#### Work instructions
Word-for-word reproduction, images excluded: copy every entry below.

(Items from an interface collection)
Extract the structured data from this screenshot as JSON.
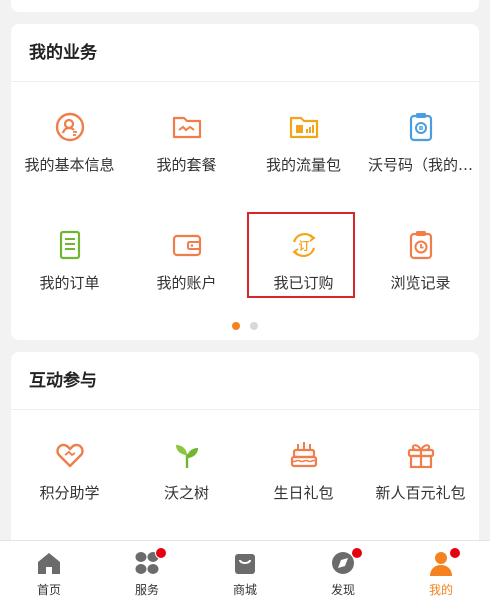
{
  "business": {
    "title": "我的业务",
    "items": [
      {
        "label": "我的基本信息",
        "icon": "profile-badge-icon"
      },
      {
        "label": "我的套餐",
        "icon": "plan-folder-icon"
      },
      {
        "label": "我的流量包",
        "icon": "data-package-icon"
      },
      {
        "label": "沃号码（我的…",
        "icon": "number-clipboard-icon"
      },
      {
        "label": "我的订单",
        "icon": "order-list-icon"
      },
      {
        "label": "我的账户",
        "icon": "wallet-icon"
      },
      {
        "label": "我已订购",
        "icon": "subscribed-refresh-icon",
        "icon_text": "订"
      },
      {
        "label": "浏览记录",
        "icon": "history-clock-icon"
      }
    ],
    "selected_item": "我已订购",
    "page_dots": {
      "count": 2,
      "active": 1
    }
  },
  "interact": {
    "title": "互动参与",
    "items": [
      {
        "label": "积分助学",
        "icon": "heart-icon"
      },
      {
        "label": "沃之树",
        "icon": "sprout-icon"
      },
      {
        "label": "生日礼包",
        "icon": "birthday-cake-icon"
      },
      {
        "label": "新人百元礼包",
        "icon": "gift-box-icon"
      }
    ]
  },
  "tabbar": {
    "tabs": [
      {
        "label": "首页",
        "icon": "home-icon",
        "active": false,
        "badge": false
      },
      {
        "label": "服务",
        "icon": "service-grid-icon",
        "active": false,
        "badge": true
      },
      {
        "label": "商城",
        "icon": "shopping-bag-icon",
        "active": false,
        "badge": false
      },
      {
        "label": "发现",
        "icon": "compass-icon",
        "active": false,
        "badge": true
      },
      {
        "label": "我的",
        "icon": "person-icon",
        "active": true,
        "badge": true
      }
    ]
  },
  "colors": {
    "accent": "#f5821f",
    "icon_orange": "#f07d4a",
    "icon_yellow": "#f3a51a",
    "icon_blue": "#4a9de0",
    "icon_green": "#72b52e",
    "highlight_border": "#d7262a",
    "badge": "#e60012",
    "tab_icon_gray": "#6b6b6b"
  }
}
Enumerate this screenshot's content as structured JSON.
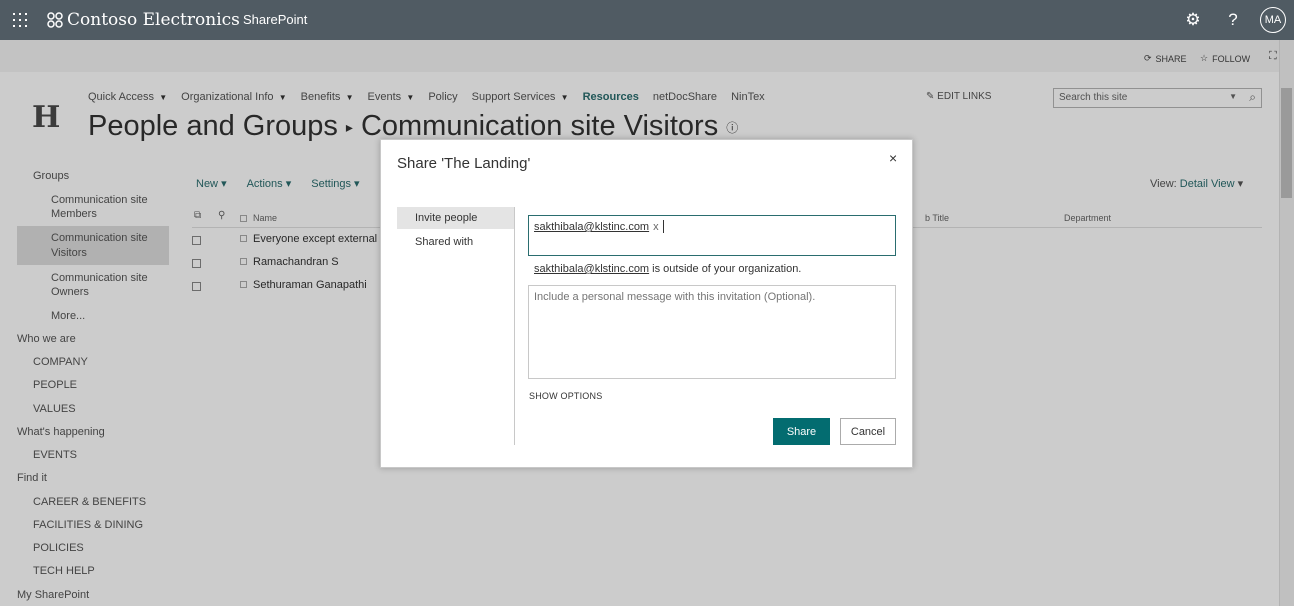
{
  "suitebar": {
    "brand": "Contoso Electronics",
    "app": "SharePoint",
    "avatar_initials": "MA",
    "icons": [
      "waffle-icon",
      "gear-icon",
      "help-icon"
    ]
  },
  "promo": {
    "share": "SHARE",
    "follow": "FOLLOW"
  },
  "logo": "H",
  "topnav": [
    {
      "label": "Quick Access",
      "caret": true
    },
    {
      "label": "Organizational Info",
      "caret": true
    },
    {
      "label": "Benefits",
      "caret": true
    },
    {
      "label": "Events",
      "caret": true
    },
    {
      "label": "Policy",
      "caret": false
    },
    {
      "label": "Support Services",
      "caret": true
    },
    {
      "label": "Resources",
      "caret": false
    },
    {
      "label": "netDocShare",
      "caret": false
    },
    {
      "label": "NinTex",
      "caret": false
    }
  ],
  "edit_links": "EDIT LINKS",
  "search": {
    "placeholder": "Search this site"
  },
  "breadcrumb": {
    "part1": "People and Groups",
    "part2": "Communication site Visitors"
  },
  "leftnav": {
    "groups": "Groups",
    "members_1": "Communication site",
    "members_2": "Members",
    "visitors_1": "Communication site",
    "visitors_2": "Visitors",
    "owners_1": "Communication site",
    "owners_2": "Owners",
    "more": "More...",
    "who": "Who we are",
    "company": "COMPANY",
    "people": "PEOPLE",
    "values": "VALUES",
    "happening": "What's happening",
    "events": "EVENTS",
    "find": "Find it",
    "career": "CAREER & BENEFITS",
    "facilities": "FACILITIES & DINING",
    "policies": "POLICIES",
    "techhelp": "TECH HELP",
    "mysp": "My SharePoint"
  },
  "cmdbar": {
    "new": "New",
    "actions": "Actions",
    "settings": "Settings"
  },
  "view": {
    "label": "View:",
    "value": "Detail View"
  },
  "table": {
    "col_name": "Name",
    "col_title": "b Title",
    "col_dept": "Department",
    "rows": [
      "Everyone except external u",
      "Ramachandran S",
      "Sethuraman Ganapathi"
    ]
  },
  "dialog": {
    "title": "Share 'The Landing'",
    "close": "×",
    "tab_invite": "Invite people",
    "tab_shared": "Shared with",
    "recipient": "sakthibala@klstinc.com",
    "remove": "x",
    "warning_email": "sakthibala@klstinc.com",
    "warning_text": " is outside of your organization.",
    "message_placeholder": "Include a personal message with this invitation (Optional).",
    "show_options": "SHOW OPTIONS",
    "share": "Share",
    "cancel": "Cancel"
  }
}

#### Written response
Extract the structured data from this screenshot as JSON.
{
  "business": {
    "title": "我的业务",
    "items": [
      {
        "label": "我的基本信息",
        "icon": "profile-badge-icon"
      },
      {
        "label": "我的套餐",
        "icon": "plan-folder-icon"
      },
      {
        "label": "我的流量包",
        "icon": "data-package-icon"
      },
      {
        "label": "沃号码（我的…",
        "icon": "number-clipboard-icon"
      },
      {
        "label": "我的订单",
        "icon": "order-list-icon"
      },
      {
        "label": "我的账户",
        "icon": "wallet-icon"
      },
      {
        "label": "我已订购",
        "icon": "subscribed-refresh-icon",
        "icon_text": "订"
      },
      {
        "label": "浏览记录",
        "icon": "history-clock-icon"
      }
    ],
    "selected_item": "我已订购",
    "page_dots": {
      "count": 2,
      "active": 1
    }
  },
  "interact": {
    "title": "互动参与",
    "items": [
      {
        "label": "积分助学",
        "icon": "heart-icon"
      },
      {
        "label": "沃之树",
        "icon": "sprout-icon"
      },
      {
        "label": "生日礼包",
        "icon": "birthday-cake-icon"
      },
      {
        "label": "新人百元礼包",
        "icon": "gift-box-icon"
      }
    ]
  },
  "tabbar": {
    "tabs": [
      {
        "label": "首页",
        "icon": "home-icon",
        "active": false,
        "badge": false
      },
      {
        "label": "服务",
        "icon": "service-grid-icon",
        "active": false,
        "badge": true
      },
      {
        "label": "商城",
        "icon": "shopping-bag-icon",
        "active": false,
        "badge": false
      },
      {
        "label": "发现",
        "icon": "compass-icon",
        "active": false,
        "badge": true
      },
      {
        "label": "我的",
        "icon": "person-icon",
        "active": true,
        "badge": true
      }
    ]
  },
  "colors": {
    "accent": "#f5821f",
    "icon_orange": "#f07d4a",
    "icon_yellow": "#f3a51a",
    "icon_blue": "#4a9de0",
    "icon_green": "#72b52e",
    "highlight_border": "#d7262a",
    "badge": "#e60012",
    "tab_icon_gray": "#6b6b6b"
  }
}
Enumerate this screenshot's content as structured JSON.
{
  "suitebar": {
    "brand": "Contoso Electronics",
    "app": "SharePoint",
    "avatar_initials": "MA",
    "icons": [
      "waffle-icon",
      "gear-icon",
      "help-icon"
    ]
  },
  "promo": {
    "share": "SHARE",
    "follow": "FOLLOW"
  },
  "logo": "H",
  "topnav": [
    {
      "label": "Quick Access",
      "caret": true
    },
    {
      "label": "Organizational Info",
      "caret": true
    },
    {
      "label": "Benefits",
      "caret": true
    },
    {
      "label": "Events",
      "caret": true
    },
    {
      "label": "Policy",
      "caret": false
    },
    {
      "label": "Support Services",
      "caret": true
    },
    {
      "label": "Resources",
      "caret": false
    },
    {
      "label": "netDocShare",
      "caret": false
    },
    {
      "label": "NinTex",
      "caret": false
    }
  ],
  "edit_links": "EDIT LINKS",
  "search": {
    "placeholder": "Search this site"
  },
  "breadcrumb": {
    "part1": "People and Groups",
    "part2": "Communication site Visitors"
  },
  "leftnav": {
    "groups": "Groups",
    "members_1": "Communication site",
    "members_2": "Members",
    "visitors_1": "Communication site",
    "visitors_2": "Visitors",
    "owners_1": "Communication site",
    "owners_2": "Owners",
    "more": "More...",
    "who": "Who we are",
    "company": "COMPANY",
    "people": "PEOPLE",
    "values": "VALUES",
    "happening": "What's happening",
    "events": "EVENTS",
    "find": "Find it",
    "career": "CAREER & BENEFITS",
    "facilities": "FACILITIES & DINING",
    "policies": "POLICIES",
    "techhelp": "TECH HELP",
    "mysp": "My SharePoint"
  },
  "cmdbar": {
    "new": "New",
    "actions": "Actions",
    "settings": "Settings"
  },
  "view": {
    "label": "View:",
    "value": "Detail View"
  },
  "table": {
    "col_name": "Name",
    "col_title": "b Title",
    "col_dept": "Department",
    "rows": [
      "Everyone except external u",
      "Ramachandran S",
      "Sethuraman Ganapathi"
    ]
  },
  "dialog": {
    "title": "Share 'The Landing'",
    "close": "×",
    "tab_invite": "Invite people",
    "tab_shared": "Shared with",
    "recipient": "sakthibala@klstinc.com",
    "remove": "x",
    "warning_email": "sakthibala@klstinc.com",
    "warning_text": " is outside of your organization.",
    "message_placeholder": "Include a personal message with this invitation (Optional).",
    "show_options": "SHOW OPTIONS",
    "share": "Share",
    "cancel": "Cancel"
  }
}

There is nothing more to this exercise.